History

Our Hardman Street landmark building, has previously served as a school for blind children, a police station and a trade union headquarters.

Paul said: “We have worked hard to retain the building’s original features and character. It is such a stunning site and it’s great to be involved in bringing it back into use.

“We had been looking for a site in Liverpool for a while, and when the landlord (Hope Street Hotel founder and chief executive Dave Brewitt) contacted us we knew straight away it was the place for us.”

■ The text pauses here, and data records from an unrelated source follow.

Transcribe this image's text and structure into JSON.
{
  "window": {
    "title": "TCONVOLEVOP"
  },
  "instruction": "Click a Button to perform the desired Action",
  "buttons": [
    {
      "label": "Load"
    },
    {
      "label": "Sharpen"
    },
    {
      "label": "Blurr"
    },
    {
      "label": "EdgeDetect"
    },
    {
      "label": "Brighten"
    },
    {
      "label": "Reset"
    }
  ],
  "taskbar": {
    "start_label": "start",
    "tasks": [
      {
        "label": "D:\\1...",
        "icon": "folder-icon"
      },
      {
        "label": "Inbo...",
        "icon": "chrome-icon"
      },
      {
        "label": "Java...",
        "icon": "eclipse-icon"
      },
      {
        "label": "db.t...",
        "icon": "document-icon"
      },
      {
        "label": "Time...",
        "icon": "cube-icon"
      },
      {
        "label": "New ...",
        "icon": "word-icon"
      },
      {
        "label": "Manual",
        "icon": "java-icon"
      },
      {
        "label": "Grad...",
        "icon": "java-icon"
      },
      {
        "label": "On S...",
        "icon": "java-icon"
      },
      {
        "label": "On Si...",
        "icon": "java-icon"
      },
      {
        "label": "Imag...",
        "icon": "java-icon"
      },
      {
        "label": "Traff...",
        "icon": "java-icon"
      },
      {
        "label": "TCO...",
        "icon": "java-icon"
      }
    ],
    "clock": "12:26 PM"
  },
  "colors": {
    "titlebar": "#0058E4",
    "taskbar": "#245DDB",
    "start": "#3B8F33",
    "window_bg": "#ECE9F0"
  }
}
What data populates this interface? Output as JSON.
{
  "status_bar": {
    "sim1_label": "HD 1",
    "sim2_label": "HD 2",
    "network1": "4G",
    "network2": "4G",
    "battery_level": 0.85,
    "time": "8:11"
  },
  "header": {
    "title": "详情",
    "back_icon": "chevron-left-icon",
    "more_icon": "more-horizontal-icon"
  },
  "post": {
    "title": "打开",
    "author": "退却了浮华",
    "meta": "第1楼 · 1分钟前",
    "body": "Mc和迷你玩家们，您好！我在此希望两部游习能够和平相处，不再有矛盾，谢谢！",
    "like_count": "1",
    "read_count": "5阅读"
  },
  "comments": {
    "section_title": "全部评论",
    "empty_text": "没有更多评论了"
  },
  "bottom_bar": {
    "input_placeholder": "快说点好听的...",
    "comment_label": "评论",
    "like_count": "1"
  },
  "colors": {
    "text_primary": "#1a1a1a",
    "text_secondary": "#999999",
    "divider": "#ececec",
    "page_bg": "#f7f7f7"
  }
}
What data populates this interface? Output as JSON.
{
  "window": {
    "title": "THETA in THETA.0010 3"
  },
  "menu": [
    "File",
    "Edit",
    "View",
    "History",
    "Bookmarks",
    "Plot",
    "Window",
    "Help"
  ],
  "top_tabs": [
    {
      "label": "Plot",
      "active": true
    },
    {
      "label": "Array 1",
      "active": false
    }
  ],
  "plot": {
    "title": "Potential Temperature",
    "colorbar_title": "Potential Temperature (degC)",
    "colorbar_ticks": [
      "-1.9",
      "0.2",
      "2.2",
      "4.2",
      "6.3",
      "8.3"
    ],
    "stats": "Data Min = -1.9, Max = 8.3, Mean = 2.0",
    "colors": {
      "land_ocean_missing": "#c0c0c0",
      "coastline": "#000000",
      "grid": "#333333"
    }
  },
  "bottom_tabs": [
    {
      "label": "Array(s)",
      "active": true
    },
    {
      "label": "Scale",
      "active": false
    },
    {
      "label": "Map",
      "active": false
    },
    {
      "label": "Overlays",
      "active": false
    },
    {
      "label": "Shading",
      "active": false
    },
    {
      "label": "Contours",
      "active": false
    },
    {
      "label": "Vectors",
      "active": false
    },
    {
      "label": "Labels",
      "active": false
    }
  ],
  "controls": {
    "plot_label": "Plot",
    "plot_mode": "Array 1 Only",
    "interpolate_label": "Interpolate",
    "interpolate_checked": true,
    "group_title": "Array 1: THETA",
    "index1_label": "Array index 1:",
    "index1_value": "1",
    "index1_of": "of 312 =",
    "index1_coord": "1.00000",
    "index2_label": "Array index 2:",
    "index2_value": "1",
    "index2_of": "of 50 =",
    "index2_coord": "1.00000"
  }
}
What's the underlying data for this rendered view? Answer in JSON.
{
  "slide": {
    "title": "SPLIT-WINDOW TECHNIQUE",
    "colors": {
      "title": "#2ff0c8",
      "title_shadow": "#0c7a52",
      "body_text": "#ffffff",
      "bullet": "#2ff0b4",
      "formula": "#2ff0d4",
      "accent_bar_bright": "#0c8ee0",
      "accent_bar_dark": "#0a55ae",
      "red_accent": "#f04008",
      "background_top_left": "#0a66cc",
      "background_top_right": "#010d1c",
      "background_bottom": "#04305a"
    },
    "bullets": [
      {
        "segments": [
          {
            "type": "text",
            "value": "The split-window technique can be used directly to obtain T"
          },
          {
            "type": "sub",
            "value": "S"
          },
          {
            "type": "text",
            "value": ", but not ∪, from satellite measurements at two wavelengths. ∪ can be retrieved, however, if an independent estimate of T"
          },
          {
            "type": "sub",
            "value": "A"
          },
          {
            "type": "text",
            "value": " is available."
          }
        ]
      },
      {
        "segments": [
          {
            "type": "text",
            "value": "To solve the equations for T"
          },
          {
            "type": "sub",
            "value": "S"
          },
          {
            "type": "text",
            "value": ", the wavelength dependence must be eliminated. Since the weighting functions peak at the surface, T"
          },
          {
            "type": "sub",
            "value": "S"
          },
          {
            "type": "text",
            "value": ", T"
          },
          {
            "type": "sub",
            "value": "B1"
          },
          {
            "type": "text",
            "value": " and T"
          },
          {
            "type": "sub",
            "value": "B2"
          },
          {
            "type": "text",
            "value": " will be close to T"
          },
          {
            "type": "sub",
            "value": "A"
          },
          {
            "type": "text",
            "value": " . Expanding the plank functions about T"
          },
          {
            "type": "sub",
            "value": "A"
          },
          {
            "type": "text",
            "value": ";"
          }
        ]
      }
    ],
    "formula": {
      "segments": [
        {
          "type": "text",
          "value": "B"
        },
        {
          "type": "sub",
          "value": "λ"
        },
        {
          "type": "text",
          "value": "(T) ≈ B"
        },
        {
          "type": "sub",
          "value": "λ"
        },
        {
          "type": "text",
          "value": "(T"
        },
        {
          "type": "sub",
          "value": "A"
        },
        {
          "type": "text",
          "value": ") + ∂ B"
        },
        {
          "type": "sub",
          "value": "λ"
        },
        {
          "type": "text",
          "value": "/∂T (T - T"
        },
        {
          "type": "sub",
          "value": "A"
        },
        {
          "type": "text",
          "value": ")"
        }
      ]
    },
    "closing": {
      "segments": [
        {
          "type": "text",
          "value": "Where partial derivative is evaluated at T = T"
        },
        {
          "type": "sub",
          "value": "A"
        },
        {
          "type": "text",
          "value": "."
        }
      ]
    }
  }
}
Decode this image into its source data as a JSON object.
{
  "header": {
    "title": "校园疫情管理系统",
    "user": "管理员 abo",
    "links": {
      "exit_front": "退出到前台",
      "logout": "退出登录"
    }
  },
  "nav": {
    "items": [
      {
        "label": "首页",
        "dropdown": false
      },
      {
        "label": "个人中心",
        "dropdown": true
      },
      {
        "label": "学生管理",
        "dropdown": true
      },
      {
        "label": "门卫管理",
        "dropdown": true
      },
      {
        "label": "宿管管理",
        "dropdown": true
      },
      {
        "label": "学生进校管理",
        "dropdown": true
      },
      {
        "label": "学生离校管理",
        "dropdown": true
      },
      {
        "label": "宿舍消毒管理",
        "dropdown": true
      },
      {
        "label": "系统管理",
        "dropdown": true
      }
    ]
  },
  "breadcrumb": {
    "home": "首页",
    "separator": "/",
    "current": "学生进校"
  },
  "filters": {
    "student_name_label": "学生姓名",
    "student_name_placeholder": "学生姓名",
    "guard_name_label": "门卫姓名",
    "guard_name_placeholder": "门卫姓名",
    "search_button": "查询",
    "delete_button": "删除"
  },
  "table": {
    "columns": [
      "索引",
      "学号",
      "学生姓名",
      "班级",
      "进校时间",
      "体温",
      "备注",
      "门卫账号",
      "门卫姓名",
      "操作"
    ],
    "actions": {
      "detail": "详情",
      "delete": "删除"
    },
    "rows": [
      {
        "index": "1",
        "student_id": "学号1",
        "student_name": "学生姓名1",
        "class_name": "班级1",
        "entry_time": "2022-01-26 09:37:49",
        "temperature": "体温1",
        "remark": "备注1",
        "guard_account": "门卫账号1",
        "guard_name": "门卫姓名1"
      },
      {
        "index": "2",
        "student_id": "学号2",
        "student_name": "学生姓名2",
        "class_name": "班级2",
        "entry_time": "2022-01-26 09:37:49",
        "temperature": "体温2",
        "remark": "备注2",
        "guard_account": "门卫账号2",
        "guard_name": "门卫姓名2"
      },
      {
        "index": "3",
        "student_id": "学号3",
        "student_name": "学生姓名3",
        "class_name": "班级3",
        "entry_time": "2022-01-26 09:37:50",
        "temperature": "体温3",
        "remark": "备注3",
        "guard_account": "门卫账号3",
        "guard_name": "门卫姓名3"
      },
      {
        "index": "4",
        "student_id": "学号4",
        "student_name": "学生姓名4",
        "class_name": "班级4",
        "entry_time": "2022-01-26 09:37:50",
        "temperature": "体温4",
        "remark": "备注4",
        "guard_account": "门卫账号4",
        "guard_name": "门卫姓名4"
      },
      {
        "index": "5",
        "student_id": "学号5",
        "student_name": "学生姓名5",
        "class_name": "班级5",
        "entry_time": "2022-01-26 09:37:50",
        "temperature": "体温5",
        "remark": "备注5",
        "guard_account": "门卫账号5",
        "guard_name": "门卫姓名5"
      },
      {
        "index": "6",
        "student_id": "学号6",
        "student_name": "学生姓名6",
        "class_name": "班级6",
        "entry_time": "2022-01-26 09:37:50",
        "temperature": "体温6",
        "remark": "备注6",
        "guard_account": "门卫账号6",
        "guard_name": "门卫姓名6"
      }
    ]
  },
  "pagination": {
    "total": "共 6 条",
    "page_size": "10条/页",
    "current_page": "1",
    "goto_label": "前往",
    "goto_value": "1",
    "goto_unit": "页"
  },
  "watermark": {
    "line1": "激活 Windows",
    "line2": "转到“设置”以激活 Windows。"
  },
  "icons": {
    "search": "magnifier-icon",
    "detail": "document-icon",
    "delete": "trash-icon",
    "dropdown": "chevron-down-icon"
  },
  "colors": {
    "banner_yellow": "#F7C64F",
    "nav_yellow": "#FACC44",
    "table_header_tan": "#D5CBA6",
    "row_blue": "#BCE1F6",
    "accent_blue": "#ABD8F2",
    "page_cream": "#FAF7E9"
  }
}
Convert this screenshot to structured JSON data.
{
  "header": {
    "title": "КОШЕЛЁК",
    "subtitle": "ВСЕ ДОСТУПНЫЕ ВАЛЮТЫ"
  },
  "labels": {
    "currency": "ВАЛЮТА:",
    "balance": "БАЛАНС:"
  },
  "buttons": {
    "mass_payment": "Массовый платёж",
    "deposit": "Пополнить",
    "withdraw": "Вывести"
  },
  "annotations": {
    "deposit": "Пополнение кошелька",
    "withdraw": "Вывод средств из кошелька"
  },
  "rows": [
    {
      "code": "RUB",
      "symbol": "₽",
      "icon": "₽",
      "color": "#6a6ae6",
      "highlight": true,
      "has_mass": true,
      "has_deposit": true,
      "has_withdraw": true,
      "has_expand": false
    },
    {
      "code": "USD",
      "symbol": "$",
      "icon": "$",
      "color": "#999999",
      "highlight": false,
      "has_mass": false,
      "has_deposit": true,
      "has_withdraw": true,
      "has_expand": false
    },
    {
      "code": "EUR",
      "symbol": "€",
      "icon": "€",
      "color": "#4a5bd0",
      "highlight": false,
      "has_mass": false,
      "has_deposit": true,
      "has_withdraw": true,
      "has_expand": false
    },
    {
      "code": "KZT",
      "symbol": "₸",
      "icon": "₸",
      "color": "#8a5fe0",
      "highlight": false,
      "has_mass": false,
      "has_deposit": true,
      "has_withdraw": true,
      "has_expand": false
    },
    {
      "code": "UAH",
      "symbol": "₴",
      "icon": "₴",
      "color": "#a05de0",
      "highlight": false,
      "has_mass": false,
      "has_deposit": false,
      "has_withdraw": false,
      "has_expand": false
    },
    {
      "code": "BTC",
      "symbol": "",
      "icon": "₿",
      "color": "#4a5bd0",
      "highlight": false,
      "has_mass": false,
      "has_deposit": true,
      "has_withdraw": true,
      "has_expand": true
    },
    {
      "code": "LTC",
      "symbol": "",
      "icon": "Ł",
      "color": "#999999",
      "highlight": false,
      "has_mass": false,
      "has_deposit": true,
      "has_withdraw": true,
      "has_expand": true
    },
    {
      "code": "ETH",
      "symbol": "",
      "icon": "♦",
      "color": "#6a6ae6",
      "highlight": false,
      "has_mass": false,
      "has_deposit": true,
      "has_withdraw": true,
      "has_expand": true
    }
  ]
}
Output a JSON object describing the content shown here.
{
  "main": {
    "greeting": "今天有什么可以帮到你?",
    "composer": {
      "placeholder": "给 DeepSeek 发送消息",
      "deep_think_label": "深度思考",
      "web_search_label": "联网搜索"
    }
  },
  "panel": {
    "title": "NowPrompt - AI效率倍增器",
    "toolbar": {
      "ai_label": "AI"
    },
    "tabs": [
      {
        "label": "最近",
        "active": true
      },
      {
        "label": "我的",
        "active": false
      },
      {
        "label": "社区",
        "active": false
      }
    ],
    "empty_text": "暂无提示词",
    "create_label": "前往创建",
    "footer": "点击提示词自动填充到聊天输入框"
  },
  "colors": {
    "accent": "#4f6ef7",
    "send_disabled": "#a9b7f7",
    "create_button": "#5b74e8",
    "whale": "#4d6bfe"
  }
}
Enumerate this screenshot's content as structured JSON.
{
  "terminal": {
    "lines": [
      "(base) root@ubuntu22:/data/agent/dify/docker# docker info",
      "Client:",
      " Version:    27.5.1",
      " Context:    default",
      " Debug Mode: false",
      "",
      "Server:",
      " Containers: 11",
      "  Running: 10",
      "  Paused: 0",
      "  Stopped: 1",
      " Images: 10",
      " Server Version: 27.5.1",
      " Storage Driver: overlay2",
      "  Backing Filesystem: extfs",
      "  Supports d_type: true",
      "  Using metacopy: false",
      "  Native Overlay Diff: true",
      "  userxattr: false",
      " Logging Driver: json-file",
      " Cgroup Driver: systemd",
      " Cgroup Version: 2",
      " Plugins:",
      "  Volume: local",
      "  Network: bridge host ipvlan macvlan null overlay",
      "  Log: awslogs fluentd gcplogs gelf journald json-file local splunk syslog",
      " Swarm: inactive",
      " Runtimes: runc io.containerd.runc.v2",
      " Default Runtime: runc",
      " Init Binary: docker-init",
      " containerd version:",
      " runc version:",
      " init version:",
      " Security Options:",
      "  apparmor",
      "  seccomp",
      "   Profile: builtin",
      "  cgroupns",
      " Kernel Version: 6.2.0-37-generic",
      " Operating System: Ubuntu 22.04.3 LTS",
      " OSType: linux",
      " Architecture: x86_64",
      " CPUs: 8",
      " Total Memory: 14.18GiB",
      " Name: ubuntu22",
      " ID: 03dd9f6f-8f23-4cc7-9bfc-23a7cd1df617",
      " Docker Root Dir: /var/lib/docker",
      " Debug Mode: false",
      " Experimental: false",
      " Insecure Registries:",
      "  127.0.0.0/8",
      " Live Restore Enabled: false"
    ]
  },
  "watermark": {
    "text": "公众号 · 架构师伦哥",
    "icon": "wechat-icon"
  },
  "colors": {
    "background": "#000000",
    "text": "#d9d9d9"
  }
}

The site includes the front part of the building, but not the rotunda or its mural, which commemorates the Peoples’ March for Jobs in Liverpool and was painted in 1986 by the artist Michael Jones, son of the Garston-born trade unionist Jack Jones.

The Liverpool School for the Blind was founded in 1791 by Edward Rushton as the first school of its kind in Britain on London Road. It was moved stone by stone to Hardman Street in 1851. Part of it was demolished and replaced by the 1930s extension. A century or so later, in 1958 the Blind School moved to Church Road in Wavertree where it still remains today.

The building was sold to Liverpool Corporation and served as the Merseyside Police headquarters until 1982, when it became a trade union, training and building, run as the Merseyside Trade Union, Community and Unemployed Resource Centre.

tobsHistory